Rosen has been acting as attorney general since William Barr's resignation last month. In July 2019, Barr announced the federal government would resume federal capital punishment.

The Trump administration's "frenzied and unprecedented" spree of federal executions during the pandemic—which has prompted lawmakers to demand an investigation by the inspector general of the U.S. Department of Justice—is expected to continue without intervention by Rosen, Trump, or the right-wing U.S. Supreme Court.

In the Trump administration's determination to kill Montgomery, Johnson, and Higgs, "Justice Department officials scheduled executions in defiance of court orders, flouted pandemic safety measures and lied about it, and demanded that judges yield to the administration's self-imposed deadline of January 20," ProPublica reported Monday.

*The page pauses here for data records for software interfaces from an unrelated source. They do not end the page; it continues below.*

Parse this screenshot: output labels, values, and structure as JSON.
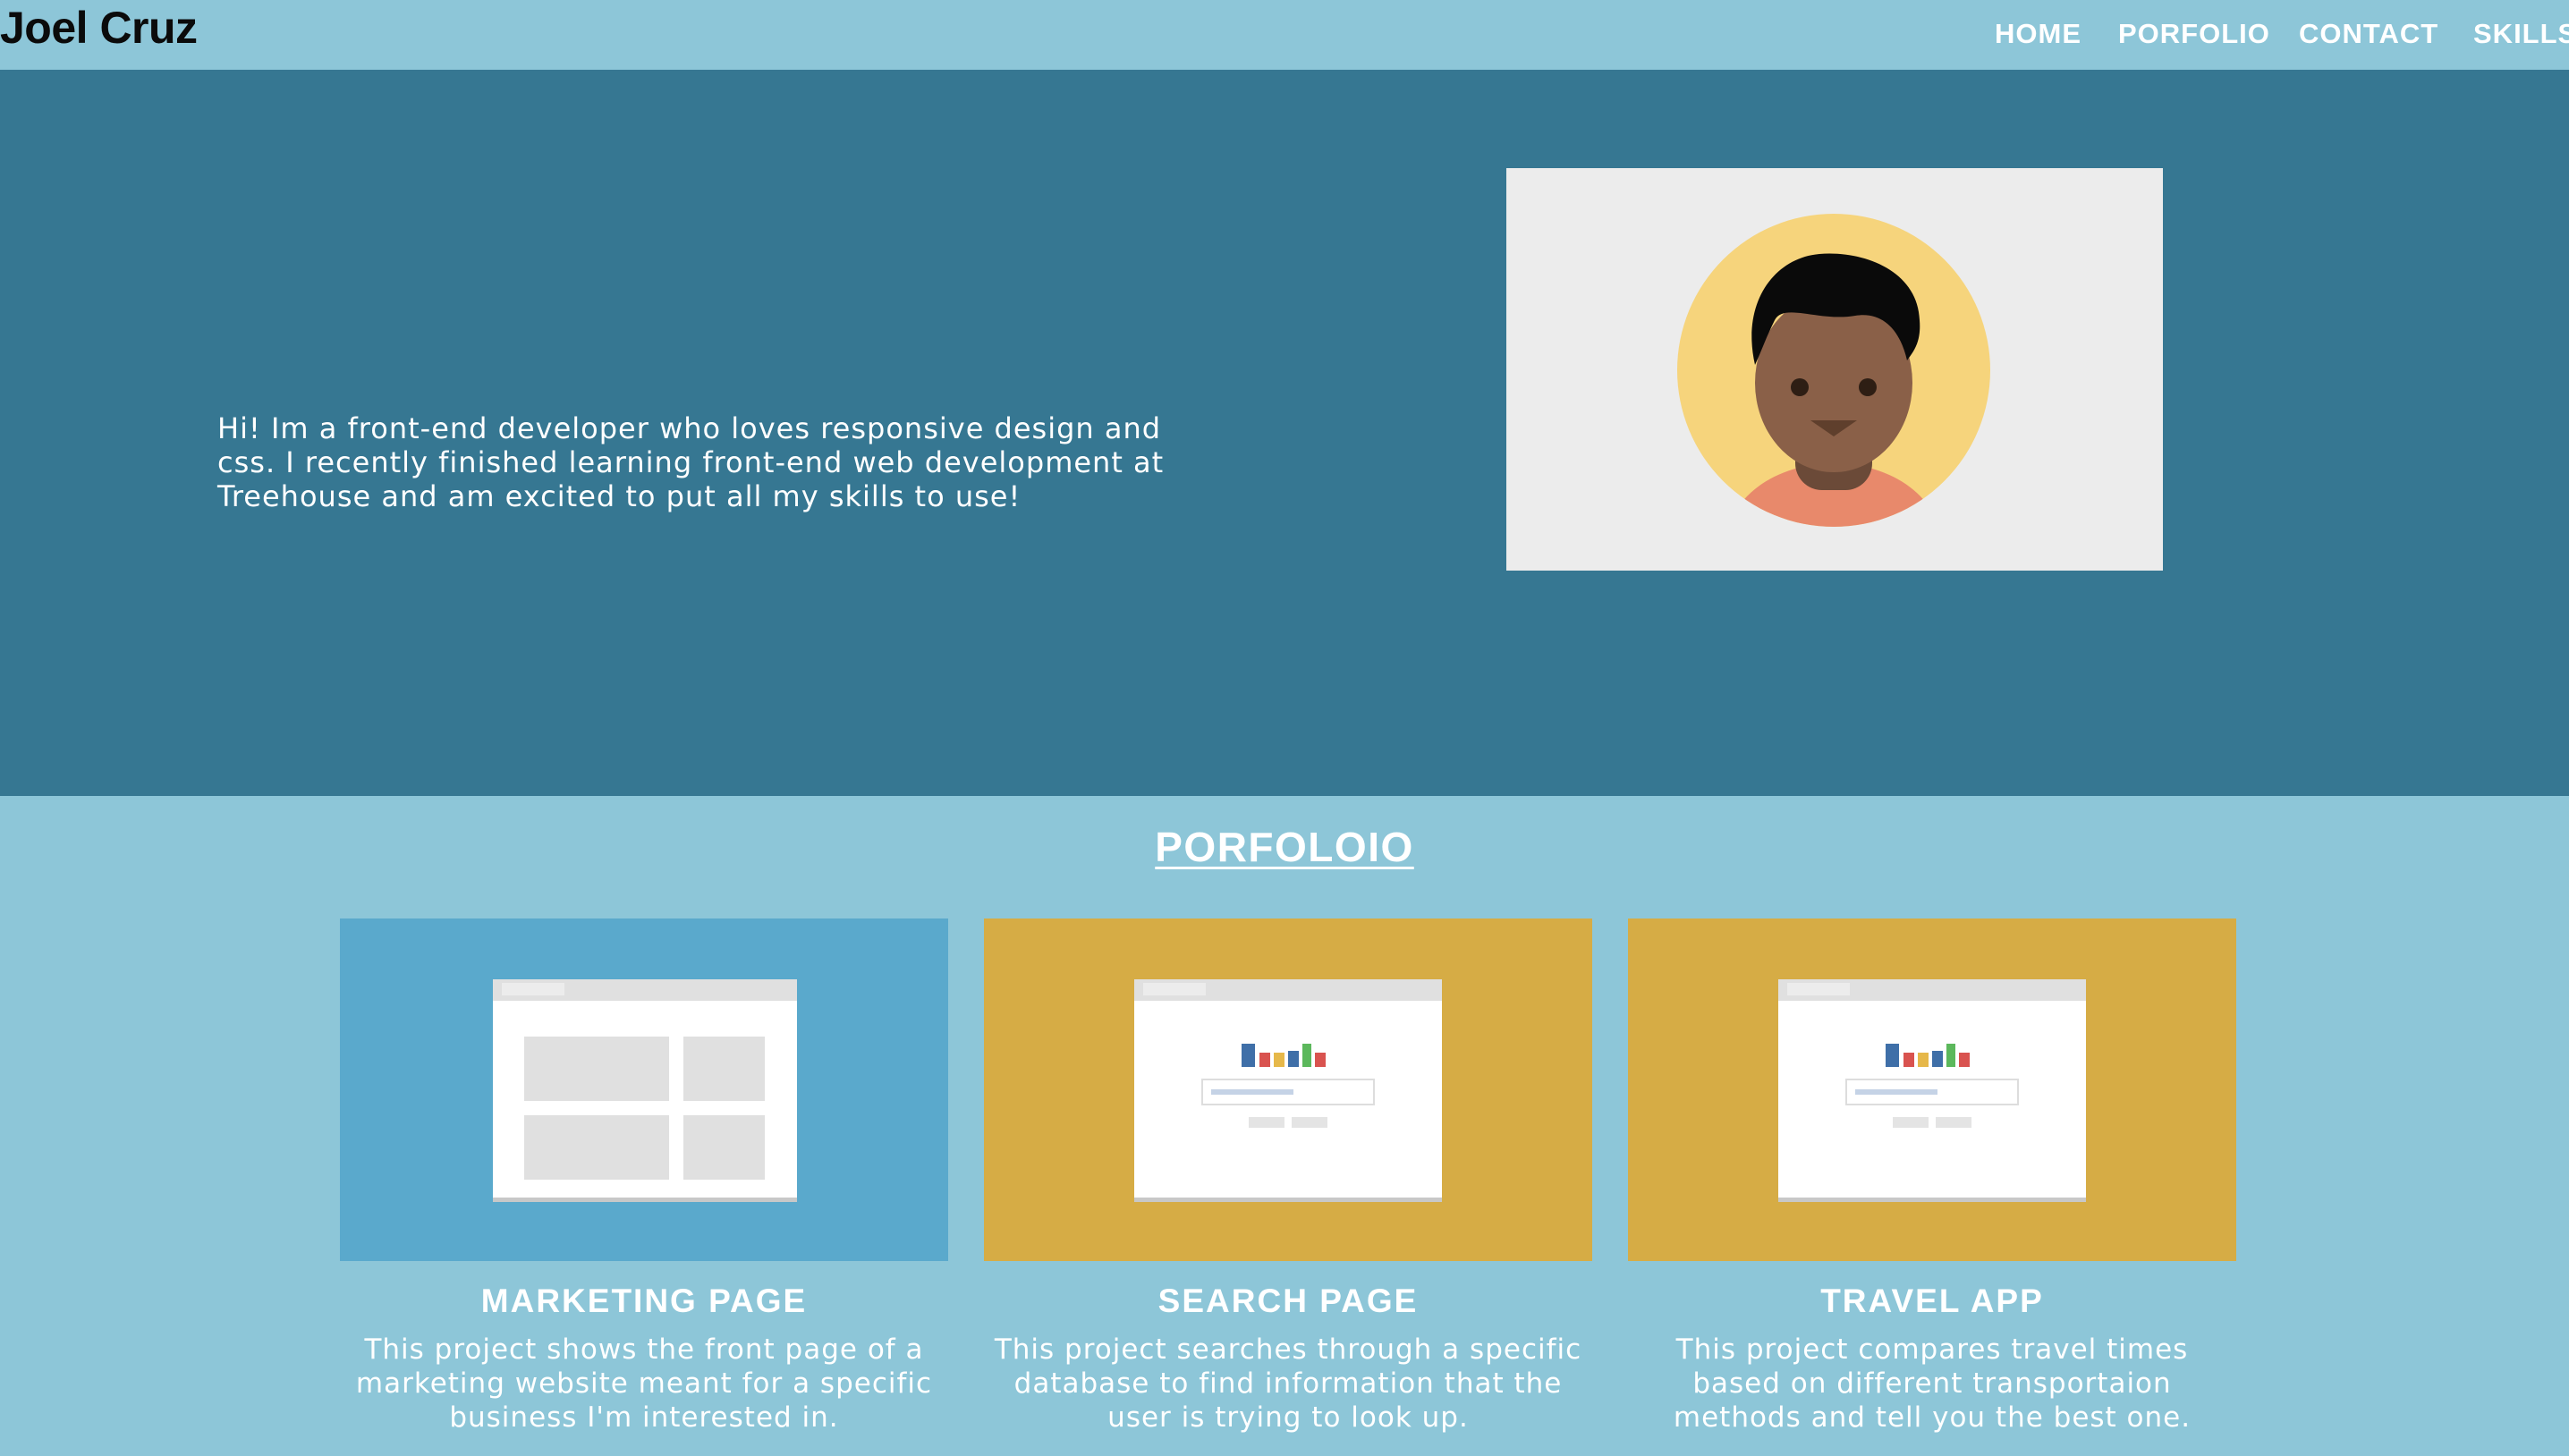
{
  "header": {
    "brand": "Joel Cruz",
    "nav": [
      "HOME",
      "PORFOLIO",
      "CONTACT",
      "SKILLS"
    ]
  },
  "hero": {
    "intro": "Hi! Im a front-end developer who loves responsive design and css. I recently finished learning front-end web development at Treehouse and am excited to put all my skills to use!",
    "avatar_icon": "person-avatar-icon"
  },
  "portfolio": {
    "title": "PORFOLOIO",
    "projects": [
      {
        "title": "MARKETING PAGE",
        "description": "This project shows the front page of a marketing website meant for a specific business I'm interested in.",
        "thumb_color": "#5aa9cc",
        "thumb_icon": "layout-grid-browser-icon"
      },
      {
        "title": "SEARCH PAGE",
        "description": "This project searches through a specific database to find information that the user is trying to look up.",
        "thumb_color": "#d6ac45",
        "thumb_icon": "search-browser-icon"
      },
      {
        "title": "TRAVEL APP",
        "description": "This project compares travel times based on different transportaion methods and tell you the best one.",
        "thumb_color": "#d6ac45",
        "thumb_icon": "search-browser-icon"
      }
    ]
  },
  "colors": {
    "page_bg": "#8dc6d8",
    "hero_bg": "#367792",
    "brand_text": "#0b0b0b"
  }
}
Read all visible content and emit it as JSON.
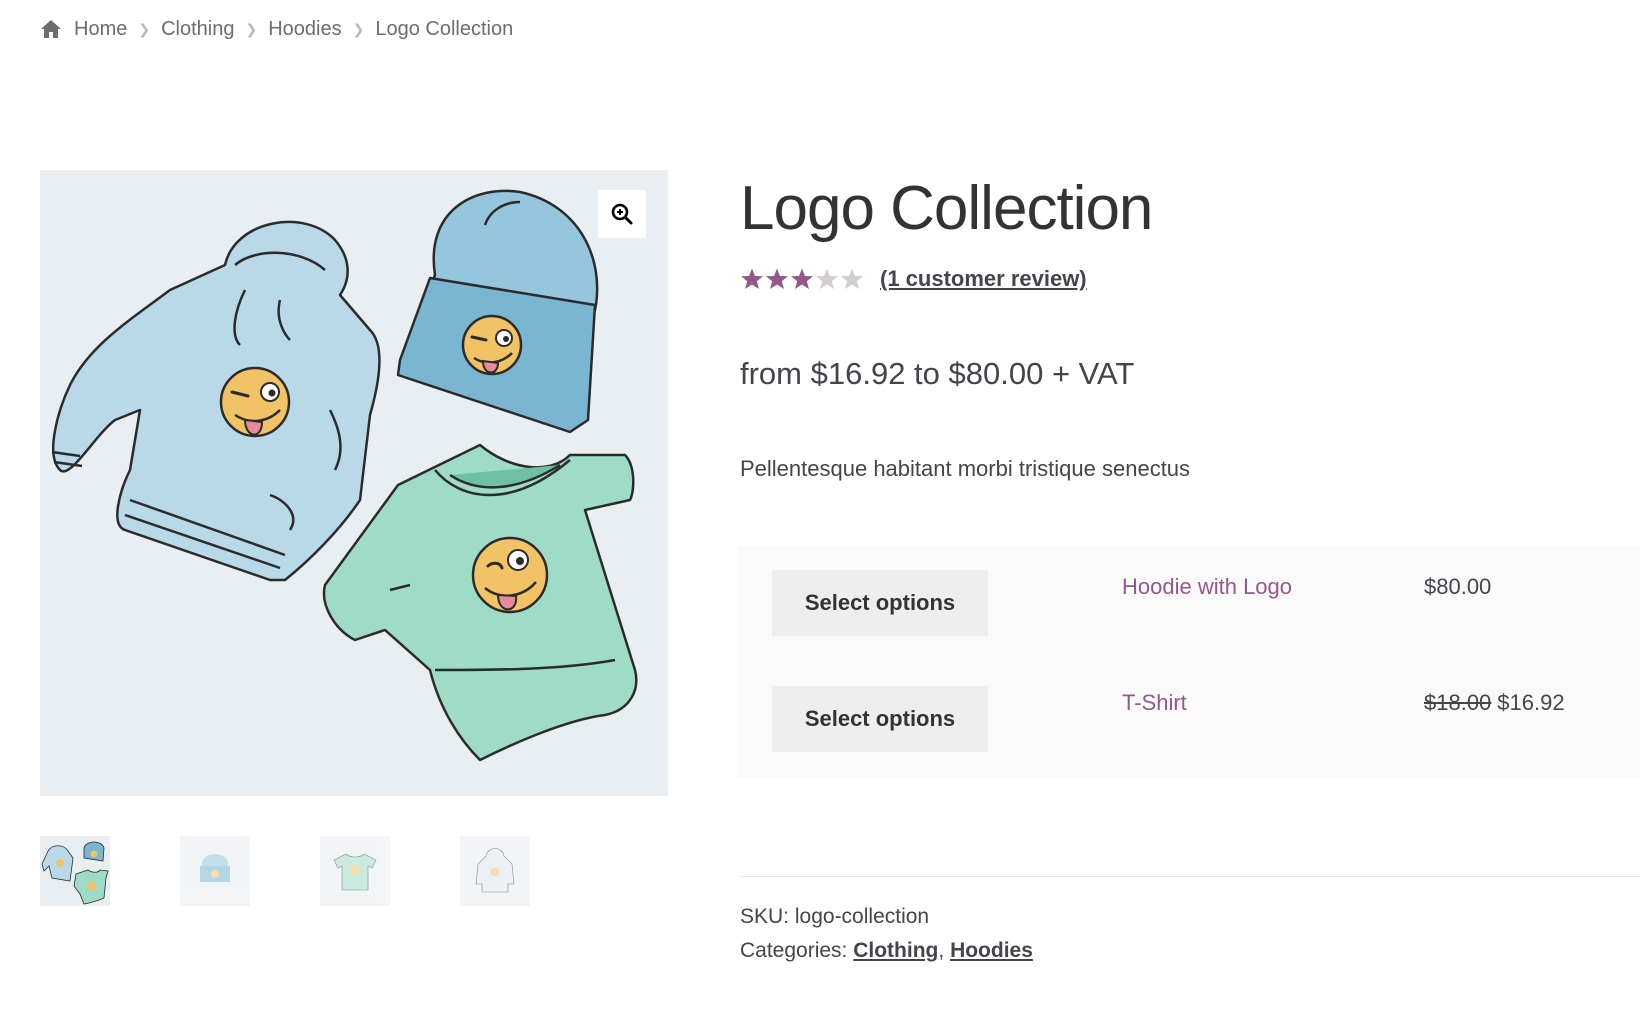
{
  "breadcrumb": {
    "items": [
      {
        "label": "Home"
      },
      {
        "label": "Clothing"
      },
      {
        "label": "Hoodies"
      },
      {
        "label": "Logo Collection"
      }
    ]
  },
  "gallery": {
    "zoom_icon": "zoom-in-icon",
    "thumbnails": [
      {
        "name": "thumb-collection",
        "active": true
      },
      {
        "name": "thumb-beanie",
        "active": false
      },
      {
        "name": "thumb-tshirt",
        "active": false
      },
      {
        "name": "thumb-hoodie",
        "active": false
      }
    ]
  },
  "product": {
    "title": "Logo Collection",
    "rating": {
      "value": 3,
      "max": 5,
      "review_link": "(1 customer review)"
    },
    "price": "from $16.92 to $80.00 + VAT",
    "description": "Pellentesque habitant morbi tristique senectus",
    "grouped": [
      {
        "button": "Select options",
        "name": "Hoodie with Logo",
        "price": "$80.00"
      },
      {
        "button": "Select options",
        "name": "T-Shirt",
        "old_price": "$18.00",
        "price": "$16.92"
      }
    ],
    "meta": {
      "sku_label": "SKU:",
      "sku_value": "logo-collection",
      "categories_label": "Categories:",
      "categories": [
        "Clothing",
        "Hoodies"
      ],
      "categories_separator": ","
    }
  },
  "colors": {
    "accent": "#96588a",
    "star_filled": "#96588a",
    "star_empty": "#d3ced2",
    "image_bg": "#e9eef2"
  }
}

"Their legal rationale for why they cannot wait appears to rest in part on the availability of the private contractors whom the government hired to carry out the executions," ProPublica explained. "Justice Department lawyers argued in court in the past several weeks that the inconvenience of rescheduling these private contractors would 'irreparably harm' the government more than the prisoners would be irreparably harmed by dying."

As of late Monday, over 275,000 people had signed a MoveOn petition urging Trump to "extend mercy to Lisa Montgomery, a victim of multiple rapes, child sex trafficking, and domestic violence." Her execution was scheduled for this week in spite of a court-ordered halt that "was meant to give Montgomery more time to work on her case because her lawyers caught Covid-19 while visiting her in prison." That's according to ProPublica, which noted both Johnson and Higgs also tested positive for the virus.

New York Times opinion writer Elizabeth Bruenig on Monday focused on Johnson. "The Supreme Court declared it was unconstitutional to execute intellectually disabled people," she wrote. "On Thursday, we're set to do it anyway."

Sister Helen Prejean, a Catholic nun and anti-death penalty activist, on Monday tied all three planned executions to a broader trend of the Trump presidency.

"President Trump's overall approach to the way he tries to hold power is to use violence," Prejean told WBUR. "He upholds white supremacy groups, people who use violence. He encouraged the group to storm the Capitol. And executions are just part of his whole way of doing things."

Rep. Ayanna Pressley (D-Mass.) and Sen. Dick Durbin (D-Ill.), in a joint interview with NPR on Monday, unveiled legislation to end federal capital punishment.

"There are three lives that hang in the balance this week alone," said Pressley, who introduced similar legislation during the last congressional session. "And this is why we reintroduced this bill this week and are urging Congress to act immediately to pass it. State sanctioned murder is not justice."

Pressley also said she is in an "active conversation" with the incoming administration and is "very optimistic" about the bill's chances. After Biden's victory, the congresswoman led dozens of lawmakers in a letter urging the president-elect to also use executive action to immediately outlaw the federal death penalty.

"I'm calling on him to use that full authority with the stroke of a pen to halt all federal executions and save lives," she said. "He should also require the Department of Justice to no longer seek the death penalty for future cases, and permanently dismantle the terror facility where those federal executions take place."

This article has been updated to clarify that the U.S. government resumed federal executions in 2020 following an announcement the previous year.

This is the world we live in. This is the world we cover.

Because of people like you, another world is possible. There are many battles to be won, but we will battle them together—all of us. Common Dreams is not your normal news site. We don't survive on clicks. We don't want advertising dollars. We want the world to be a better place. But we can't do it alone. It doesn't work that way. We need you. If you can help today—because every gift of every size matters—please do. Without Your Support We Simply Don't Exist.

Please select a donation method:



Share This Article